At Traders Business School we have designed a very valuable tool for trading: the indicator Easy Order that automatically calculates the lot to enter based on the risk per operation. This way you avoid entering the market with more risk than you can afford.
- You just have to set the percentage of the account to risk and visually the level of the stop loss and the program will enter the market with the appropriate lot for your account.
- To avoid problems, calculate your losses before opening each trade that involves leverage. The leverage ratio you use should be appropriate for your risk profile.
- Use the stop loss in all the operations you carry out. To create stop losses, you need to know in advance what your risk/reward ratio is. This will greatly help you take care of your money and avoid bankruptcy.
Advantages and Risks of Leverage
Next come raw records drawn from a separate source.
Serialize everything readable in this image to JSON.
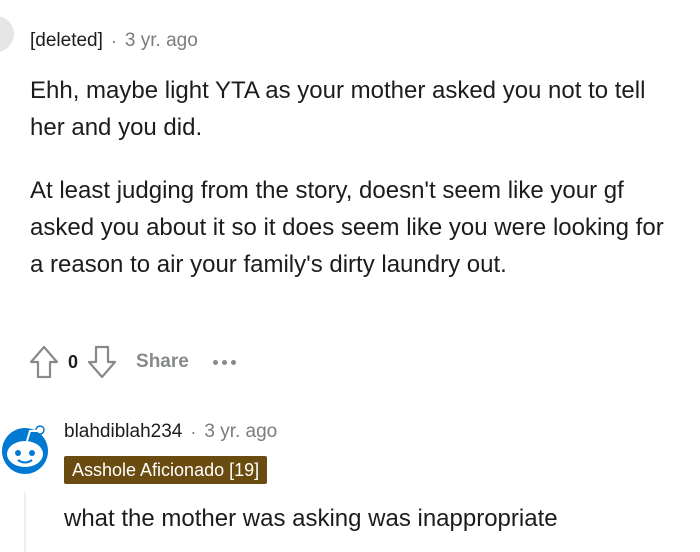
{
  "comment1": {
    "author": "[deleted]",
    "separator": "·",
    "time": "3 yr. ago",
    "paragraphs": [
      "Ehh, maybe light YTA as your mother asked you not to tell her and you did.",
      "At least judging from the story, doesn't seem like your gf asked you about it so it does seem like you were looking for a reason to air your family's dirty laundry out."
    ],
    "actions": {
      "vote_count": "0",
      "share_label": "Share",
      "upvote_icon": "upvote-arrow-icon",
      "downvote_icon": "downvote-arrow-icon",
      "more_icon": "ellipsis-icon"
    }
  },
  "comment2": {
    "author": "blahdiblah234",
    "separator": "·",
    "time": "3 yr. ago",
    "flair": "Asshole Aficionado [19]",
    "flair_color": "#6b4c10",
    "text": "what the mother was asking was inappropriate"
  }
}
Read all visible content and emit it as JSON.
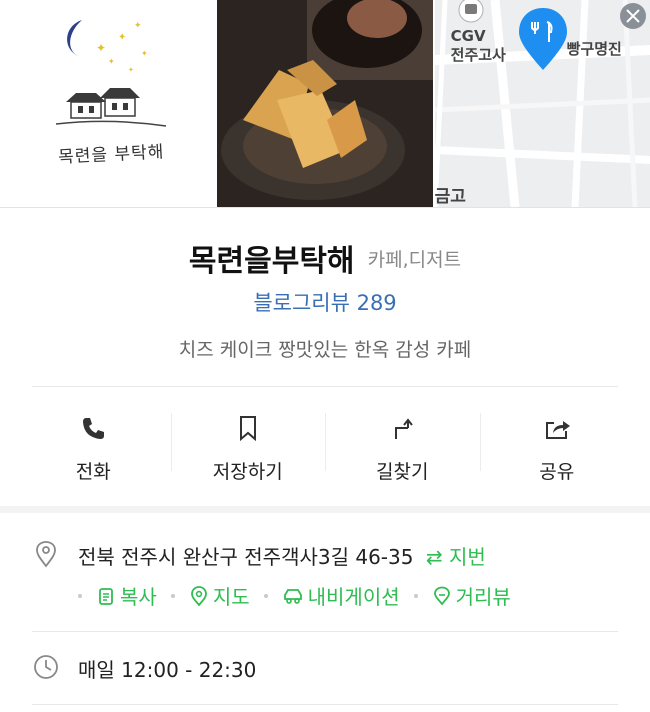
{
  "photos": {
    "logo_text": "목련을 부탁해",
    "map": {
      "cgv_label": "CGV",
      "cgv_sub": "전주고사",
      "right_label": "빵구명진",
      "bottom_label": "금고"
    }
  },
  "place": {
    "name": "목련을부탁해",
    "category": "카페,디저트",
    "blog_review": "블로그리뷰 289",
    "description": "치즈 케이크 짱맛있는 한옥 감성 카페"
  },
  "actions": [
    {
      "label": "전화",
      "icon": "phone-icon"
    },
    {
      "label": "저장하기",
      "icon": "bookmark-icon"
    },
    {
      "label": "길찾기",
      "icon": "directions-icon"
    },
    {
      "label": "공유",
      "icon": "share-icon"
    }
  ],
  "address": {
    "text": "전북 전주시 완산구 전주객사3길 46-35",
    "jibeon_label": "지번",
    "links": [
      "복사",
      "지도",
      "내비게이션",
      "거리뷰"
    ]
  },
  "hours": {
    "text": "매일 12:00 - 22:30"
  },
  "colors": {
    "accent_green": "#2fbd52",
    "review_blue": "#3a6fb5",
    "map_pin_blue": "#1e8ff0"
  }
}
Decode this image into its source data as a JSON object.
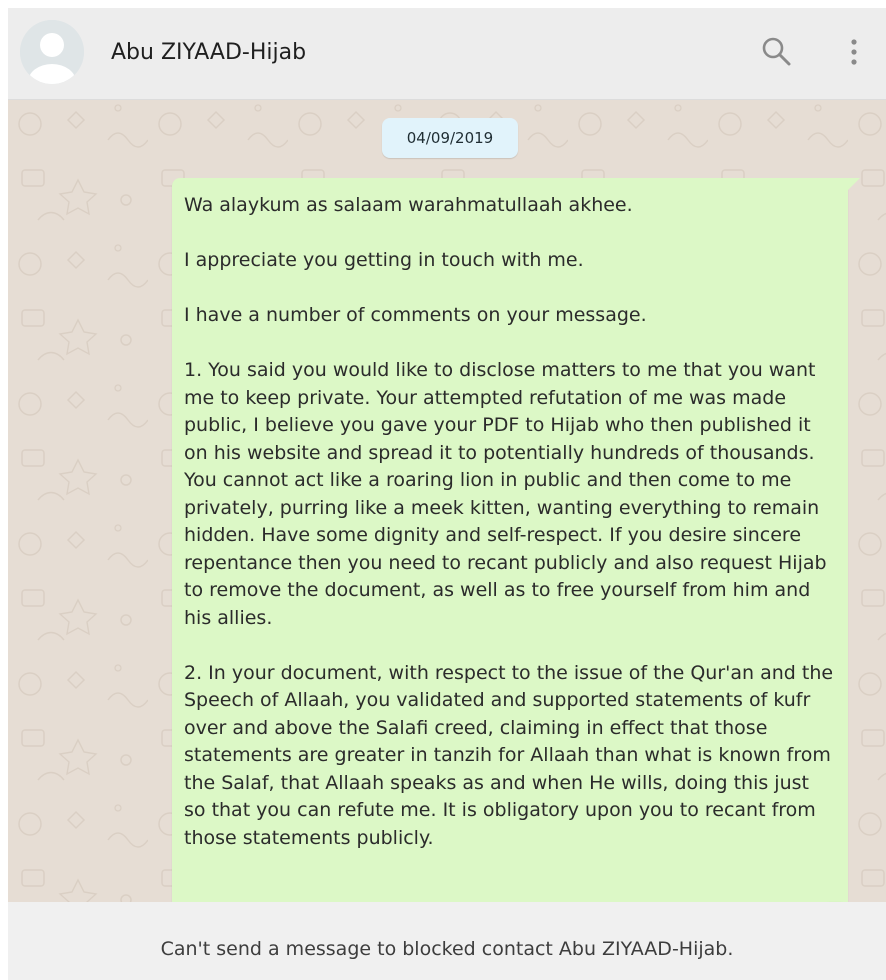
{
  "header": {
    "contact_name": "Abu ZIYAAD-Hijab",
    "icons": {
      "avatar": "default-avatar-icon",
      "search": "search-icon",
      "menu": "more-vertical-icon"
    }
  },
  "chat": {
    "date_chip": "04/09/2019",
    "message": {
      "paragraphs": [
        "Wa alaykum as salaam warahmatullaah akhee.",
        "I appreciate you getting in touch with me.",
        "I have a number of comments on your message.",
        "1. You said you would like to disclose matters to me that you want me to keep private. Your attempted refutation of me was made public, I believe you gave your PDF to Hijab who then published it on his website and spread it to potentially hundreds of thousands. You cannot act like a roaring lion in public and then come to me privately, purring like a meek kitten, wanting everything to remain hidden. Have some dignity and self-respect. If you desire sincere repentance then you need to recant publicly and also request Hijab to remove the document, as well as to free yourself from him and his allies.",
        "2. In your document, with respect to the issue of the Qur'an and the Speech of Allaah, you validated and supported statements of kufr over and above the Salafi creed, claiming in effect that those statements are greater in tanzih for Allaah than what is known from the Salaf, that Allaah speaks as and when He wills, doing this just so that you can refute me. It is obligatory upon you to recant from those statements publicly."
      ]
    },
    "scroll_button_icon": "chevron-down-icon"
  },
  "footer": {
    "blocked_notice": "Can't send a message to blocked contact Abu ZIYAAD-Hijab."
  },
  "colors": {
    "header_bg": "#ededed",
    "chat_bg": "#e6ddd4",
    "bubble_bg": "#dcf8c6",
    "date_chip_bg": "#e1f3fb",
    "footer_bg": "#f0f0f0"
  }
}
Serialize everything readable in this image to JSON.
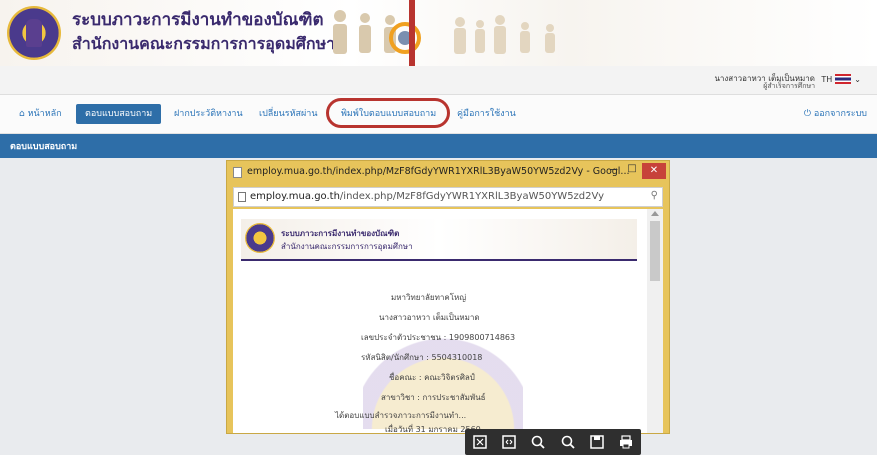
{
  "header": {
    "title": "ระบบภาวะการมีงานทำของบัณฑิต",
    "subtitle": "สำนักงานคณะกรรมการการอุดมศึกษา"
  },
  "user": {
    "name": "นางสาวอาหวา เต็มเป็นหมาด",
    "role": "ผู้สำเร็จการศึกษา",
    "language": "TH"
  },
  "nav": {
    "items": [
      {
        "label": "หน้าหลัก",
        "icon": "home-icon"
      },
      {
        "label": "ตอบแบบสอบถาม",
        "active": true
      },
      {
        "label": "ฝากประวัติหางาน"
      },
      {
        "label": "เปลี่ยนรหัสผ่าน"
      },
      {
        "label": "พิมพ์ใบตอบแบบสอบถาม",
        "highlighted": true
      },
      {
        "label": "คู่มือการใช้งาน"
      }
    ],
    "logout": "ออกจากระบบ"
  },
  "section": {
    "title": "ตอบแบบสอบถาม"
  },
  "popup": {
    "window_title": "employ.mua.go.th/index.php/MzF8fGdyYWR1YXRlL3ByaW50YW5zd2Vy - Googl...",
    "url_host": "employ.mua.go.th",
    "url_path": "/index.php/MzF8fGdyYWR1YXRlL3ByaW50YW5zd2Vy",
    "min": "−",
    "max": "□",
    "close": "✕",
    "document": {
      "banner_title": "ระบบภาวะการมีงานทำของบัณฑิต",
      "banner_subtitle": "สำนักงานคณะกรรมการการอุดมศึกษา",
      "university": "มหาวิทยาลัยทาคโหญ่",
      "name": "นางสาวอาหวา เต็มเป็นหมาด",
      "id_card": "เลขประจำตัวประชาชน : 1909800714863",
      "student_id": "รหัสนิสิต/นักศึกษา : 5504310018",
      "faculty": "ชื่อคณะ : คณะวิจิตรศิลป์",
      "program": "สาขาวิชา : การประชาสัมพันธ์",
      "completed": "ได้ตอบแบบสำรวจภาวะการมีงานทำ...",
      "date": "เมื่อวันที่ 31 มกราคม 2560"
    },
    "toolbar": [
      "fit-icon",
      "fit-width-icon",
      "zoom-out-icon",
      "zoom-in-icon",
      "save-icon",
      "print-icon"
    ]
  },
  "colors": {
    "nav_blue": "#2e6ea8",
    "highlight_red": "#b8342f",
    "popup_gold": "#e7c45b"
  }
}
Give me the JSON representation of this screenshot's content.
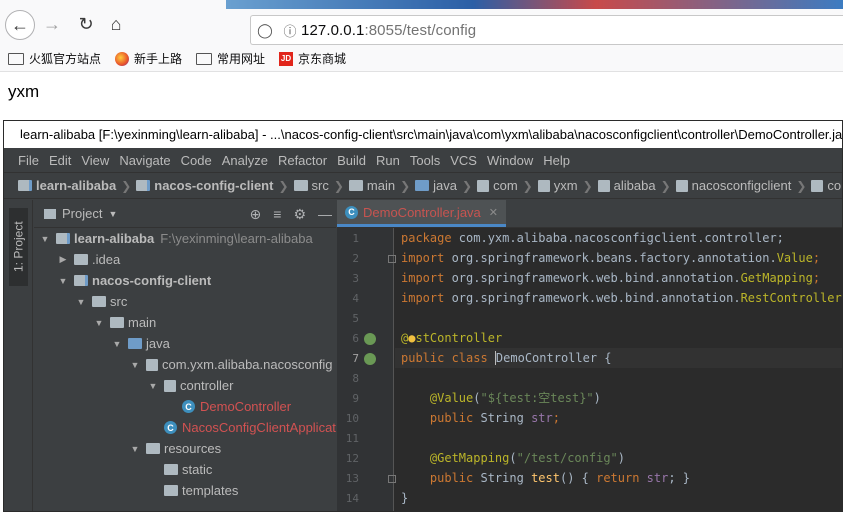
{
  "browser": {
    "url_host": "127.0.0.1",
    "url_rest": ":8055/test/config",
    "bookmarks": [
      "火狐官方站点",
      "新手上路",
      "常用网址",
      "京东商城"
    ],
    "jd_badge": "JD"
  },
  "page": {
    "body_text": "yxm"
  },
  "ide": {
    "window_title": "learn-alibaba [F:\\yexinming\\learn-alibaba] - ...\\nacos-config-client\\src\\main\\java\\com\\yxm\\alibaba\\nacosconfigclient\\controller\\DemoController.java",
    "menu": [
      "File",
      "Edit",
      "View",
      "Navigate",
      "Code",
      "Analyze",
      "Refactor",
      "Build",
      "Run",
      "Tools",
      "VCS",
      "Window",
      "Help"
    ],
    "breadcrumb": [
      "learn-alibaba",
      "nacos-config-client",
      "src",
      "main",
      "java",
      "com",
      "yxm",
      "alibaba",
      "nacosconfigclient",
      "controller"
    ],
    "side_tab": "1: Project",
    "project_header": "Project",
    "tree": [
      {
        "label": "learn-alibaba",
        "hint": "F:\\yexinming\\learn-alibaba"
      },
      {
        "label": ".idea"
      },
      {
        "label": "nacos-config-client"
      },
      {
        "label": "src"
      },
      {
        "label": "main"
      },
      {
        "label": "java"
      },
      {
        "label": "com.yxm.alibaba.nacosconfig"
      },
      {
        "label": "controller"
      },
      {
        "label": "DemoController"
      },
      {
        "label": "NacosConfigClientApplicat"
      },
      {
        "label": "resources"
      },
      {
        "label": "static"
      },
      {
        "label": "templates"
      }
    ],
    "editor_tab": "DemoController.java",
    "line_numbers": [
      "1",
      "2",
      "3",
      "4",
      "5",
      "6",
      "7",
      "8",
      "9",
      "10",
      "11",
      "12",
      "13",
      "14"
    ],
    "code": {
      "l1_kw": "package ",
      "l1_rest": "com.yxm.alibaba.nacosconfigclient.controller;",
      "l2_kw": "import ",
      "l2_pkg": "org.springframework.beans.factory.annotation.",
      "l2_cls": "Value",
      "l2_end": ";",
      "l3_kw": "import ",
      "l3_pkg": "org.springframework.web.bind.annotation.",
      "l3_cls": "GetMapping",
      "l3_end": ";",
      "l4_kw": "import ",
      "l4_pkg": "org.springframework.web.bind.annotation.",
      "l4_cls": "RestController",
      "l4_end": ";",
      "l6_at": "@",
      "l6_rest": "stController",
      "l7_kw": "public class ",
      "l7_name": "DemoController",
      "l7_end": " {",
      "l9_ann": "@Value",
      "l9_open": "(",
      "l9_str": "\"${test:空test}\"",
      "l9_close": ")",
      "l10_kw": "public ",
      "l10_type": "String ",
      "l10_var": "str",
      "l10_end": ";",
      "l12_ann": "@GetMapping",
      "l12_open": "(",
      "l12_str": "\"/test/config\"",
      "l12_close": ")",
      "l13_kw": "public ",
      "l13_type": "String ",
      "l13_fn": "test",
      "l13_mid": "() { ",
      "l13_ret": "return ",
      "l13_var": "str",
      "l13_end": "; }",
      "l14": "}"
    }
  }
}
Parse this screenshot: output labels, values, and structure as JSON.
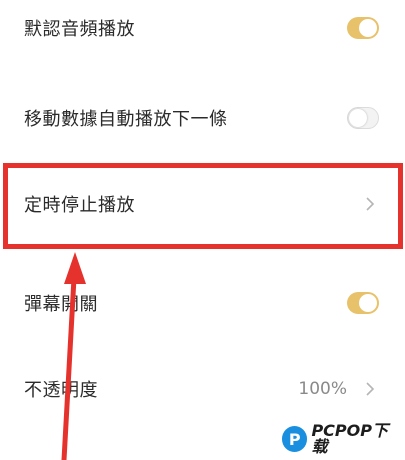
{
  "settings": {
    "items": [
      {
        "label": "默認音頻播放",
        "control": "toggle",
        "state": "on"
      },
      {
        "label": "移動數據自動播放下一條",
        "control": "toggle",
        "state": "off"
      },
      {
        "label": "定時停止播放",
        "control": "chevron"
      },
      {
        "label": "彈幕開關",
        "control": "toggle",
        "state": "on"
      },
      {
        "label": "不透明度",
        "control": "chevron",
        "value": "100%"
      }
    ]
  },
  "annotation": {
    "highlight_color": "#e5322d",
    "arrow_color": "#e5322d"
  },
  "colors": {
    "toggle_on": "#e8c26a",
    "toggle_off": "#f3f3f3"
  },
  "watermark": {
    "text": "PCPOP下载",
    "icon": "pcpop-logo-icon"
  }
}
We already know what financial leverage is and how it works, but what consequences does it have for a trader? Next, we are going to present the main advantages and disadvantages of this type of investment.
Advantages of Leverage
First, the leverage allows investors to have more capital, since only a fraction of the value of the assets in which they are interested is committed, that is, the investor only has to pay a part of the total position. If this mechanism is used effectively, the investor can obtain a higher return than would be the case with direct participation.
However, these operations entail risks, so constant monitoring and control of the position is essential. When performing a leverage trade, the investor must check if the cost of the debt is less than the possible return that can be obtained. In no case should the investor leverage if he does not have sufficient capital to cover any possible loss.
In addition, leverage allows investors the ability to acquire high-priced financial assets that they would not otherwise be able to acquire.
As you can see, there are many advantages, but in order to obtain benefits with leverage we must have a previous base, good training in this matter and, in addition, operate for a time in demo to practice trading, learn to use leverage and perform good money management.
Disadvantages of leverage
Although greater exposure can be beneficial, it can work against the investor and multiply their losses:
- If the market moves in the opposite direction to the desired one, it is possible to lose more money than was originally invested, and even go into debt.
- Leverage operations have to be carefully studied by the investor in order to minimize the risks.
- In case of loss, the rate of return on investment is reduced.
At DTP we trust that this article has been of great help to you and that, after reading it, you will better understand what financial leverage consists of, what margin is, how leverage is calculated and its consequences on your trading strategy.
It is important to remember that trading leverage involves risk and therefore you can lose your investment by trading with high leverage.
The most advisable is avoid high leverage level until you have enough experience in the world of trading. The demo stage, trading in simulation, will help you learn how to use trading tools such as leverage. Once you have acquired the necessary experience, you will be able to put into practice everything you have learned in a real trading account.